This project will further our understanding of the prevalence and primary care management of vascular disease and its risk factors. By examining current practice patterns and obtaining a baseline assessment of family physician performance, this seed funding will form the foundation for future evaluation of the impact of different interventions to improve quality of vascular disease care and the impact of guideline compliance on patient outcomes.
Vascular disease in Canada – Risk factors and quality indicators
Dr. Jack Tu, Institute for Clinical Evaluative Sciences
Dr. William Hogg, University of Ottawa
Dr. Sharon Johnston, University of Ottawa
Dr. Dennis Ko, Institute for Clinical Evaluative Sciences
Dr. Sacha Bhatia, University of Toronto
Therese Stukel, Institute for Clinical Evaluative Sciences

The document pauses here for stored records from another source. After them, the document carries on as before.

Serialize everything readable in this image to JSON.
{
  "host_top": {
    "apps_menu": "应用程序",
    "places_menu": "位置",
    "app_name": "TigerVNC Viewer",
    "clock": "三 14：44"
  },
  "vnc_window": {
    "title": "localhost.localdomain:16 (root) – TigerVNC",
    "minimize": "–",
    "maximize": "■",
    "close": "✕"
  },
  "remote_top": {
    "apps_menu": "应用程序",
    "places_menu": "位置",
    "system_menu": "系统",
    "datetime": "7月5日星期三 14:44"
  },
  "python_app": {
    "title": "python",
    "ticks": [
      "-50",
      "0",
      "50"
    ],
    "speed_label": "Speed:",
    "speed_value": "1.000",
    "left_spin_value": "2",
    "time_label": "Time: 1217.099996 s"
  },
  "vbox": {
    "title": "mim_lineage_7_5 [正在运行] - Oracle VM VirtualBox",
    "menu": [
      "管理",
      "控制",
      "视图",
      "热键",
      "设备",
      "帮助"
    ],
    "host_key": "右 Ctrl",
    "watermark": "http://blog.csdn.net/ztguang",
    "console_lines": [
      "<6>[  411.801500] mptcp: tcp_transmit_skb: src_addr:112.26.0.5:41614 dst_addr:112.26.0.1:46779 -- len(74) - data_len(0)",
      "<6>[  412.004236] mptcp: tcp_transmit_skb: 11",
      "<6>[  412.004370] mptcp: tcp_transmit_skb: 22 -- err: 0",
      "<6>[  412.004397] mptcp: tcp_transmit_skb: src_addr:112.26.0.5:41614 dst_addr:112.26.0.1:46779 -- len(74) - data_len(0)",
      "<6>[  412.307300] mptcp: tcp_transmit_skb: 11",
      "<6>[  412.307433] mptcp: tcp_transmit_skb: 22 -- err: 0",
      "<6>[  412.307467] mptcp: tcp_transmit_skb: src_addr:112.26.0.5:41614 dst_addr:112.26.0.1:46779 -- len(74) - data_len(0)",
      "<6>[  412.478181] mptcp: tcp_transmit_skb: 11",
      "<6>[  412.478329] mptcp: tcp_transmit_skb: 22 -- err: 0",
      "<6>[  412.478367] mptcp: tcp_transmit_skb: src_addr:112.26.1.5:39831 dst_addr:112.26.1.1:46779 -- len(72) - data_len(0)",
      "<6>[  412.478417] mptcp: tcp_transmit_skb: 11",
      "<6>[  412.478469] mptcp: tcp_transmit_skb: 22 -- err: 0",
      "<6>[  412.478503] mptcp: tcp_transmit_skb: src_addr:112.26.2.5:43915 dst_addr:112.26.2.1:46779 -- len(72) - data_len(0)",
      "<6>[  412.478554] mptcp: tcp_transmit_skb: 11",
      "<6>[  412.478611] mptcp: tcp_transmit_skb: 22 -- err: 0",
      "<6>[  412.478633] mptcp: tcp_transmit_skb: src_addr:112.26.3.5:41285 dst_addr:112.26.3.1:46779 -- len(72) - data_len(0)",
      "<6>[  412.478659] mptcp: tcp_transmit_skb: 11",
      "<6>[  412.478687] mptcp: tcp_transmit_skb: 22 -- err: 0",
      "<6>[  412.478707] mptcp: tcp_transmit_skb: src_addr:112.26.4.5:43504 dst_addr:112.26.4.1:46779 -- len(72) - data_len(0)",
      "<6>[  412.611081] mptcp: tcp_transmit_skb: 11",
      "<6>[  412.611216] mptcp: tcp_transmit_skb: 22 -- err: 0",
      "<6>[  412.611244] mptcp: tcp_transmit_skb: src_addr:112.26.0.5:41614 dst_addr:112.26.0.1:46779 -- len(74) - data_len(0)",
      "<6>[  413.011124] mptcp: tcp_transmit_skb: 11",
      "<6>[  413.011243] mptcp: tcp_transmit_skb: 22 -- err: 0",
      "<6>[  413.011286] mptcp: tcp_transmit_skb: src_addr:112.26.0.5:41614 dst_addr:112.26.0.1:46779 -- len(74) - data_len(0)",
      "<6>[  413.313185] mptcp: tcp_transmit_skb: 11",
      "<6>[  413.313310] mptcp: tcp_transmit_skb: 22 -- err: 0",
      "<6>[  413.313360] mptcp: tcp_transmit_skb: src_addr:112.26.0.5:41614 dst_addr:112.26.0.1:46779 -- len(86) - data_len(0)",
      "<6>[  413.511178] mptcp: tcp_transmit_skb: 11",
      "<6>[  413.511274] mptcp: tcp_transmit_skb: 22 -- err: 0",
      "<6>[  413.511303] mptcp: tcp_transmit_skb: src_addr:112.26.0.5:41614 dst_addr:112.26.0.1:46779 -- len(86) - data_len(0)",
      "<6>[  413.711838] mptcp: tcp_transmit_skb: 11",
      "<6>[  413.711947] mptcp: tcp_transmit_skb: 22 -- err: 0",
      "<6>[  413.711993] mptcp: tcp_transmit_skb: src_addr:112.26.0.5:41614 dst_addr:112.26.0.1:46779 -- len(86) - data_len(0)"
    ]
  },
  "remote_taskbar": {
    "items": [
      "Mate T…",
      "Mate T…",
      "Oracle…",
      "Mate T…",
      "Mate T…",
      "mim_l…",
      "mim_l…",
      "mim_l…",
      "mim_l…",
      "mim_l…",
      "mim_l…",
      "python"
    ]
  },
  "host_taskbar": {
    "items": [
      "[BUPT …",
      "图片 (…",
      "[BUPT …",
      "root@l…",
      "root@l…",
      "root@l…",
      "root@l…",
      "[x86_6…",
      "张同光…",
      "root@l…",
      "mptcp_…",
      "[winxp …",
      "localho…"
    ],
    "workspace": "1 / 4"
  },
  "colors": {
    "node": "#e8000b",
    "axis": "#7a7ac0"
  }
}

This application will address Priorities 1 and 3 of Research Theme 1 of the Canadian Vascular Network – Improving Prevention and Management of Vascular Conditions. Measuring the burden of vascular diseases in Canada is challenging as there is no one complete source of this information. Rather, multiple data sets are used to assemble the required information, each with its own associated strengths and limitations. Furthermore, although quality indicators for vascular prevention have been proposed by different organizations, it remains uncertain which indicators can be accurately measured on an ongoing and timely basis in Canada.
In this initiative, Dr. Jack Tu, Network Investigator, and colleagues from the Cardiovascular Health in Ambulatory Care Research Team (CANHEART) and the Institute for Clinical Evaluative Sciences (ICES) will work with the Canadian Vascular Network to measure the baseline prevalence of major vascular risk factors in millions of Canadians using the CANHEART cohort. This unique cohort was created by linking together several population-based databases available to the CANHEART team, at ICES. As part of this grant, the group will also identify, define, and validate a set of measurable population-based quality indicators that can be used for ongoing surveillance of vascular health, disease management and outcomes. Building upon recent, related initiatives led by Dr. Tu including the Canadian Cardiovascular Society’s (CCS) International Environmental Scan of Cardiovascular Quality Indicators and Best Practices for Quality Indicator development; the CANHEART Health Index – a tool designed to measure vascular health in Canada in support of the Heart and Stroke Foundation of Canada’s 2020 Mission Impact Goals; and the CCORT Canadian CV Atlas, the proposed research will lay the foundation for future studies by the Canadian Vascular Network aimed at improving vascular health, disease prevention and management in Canada.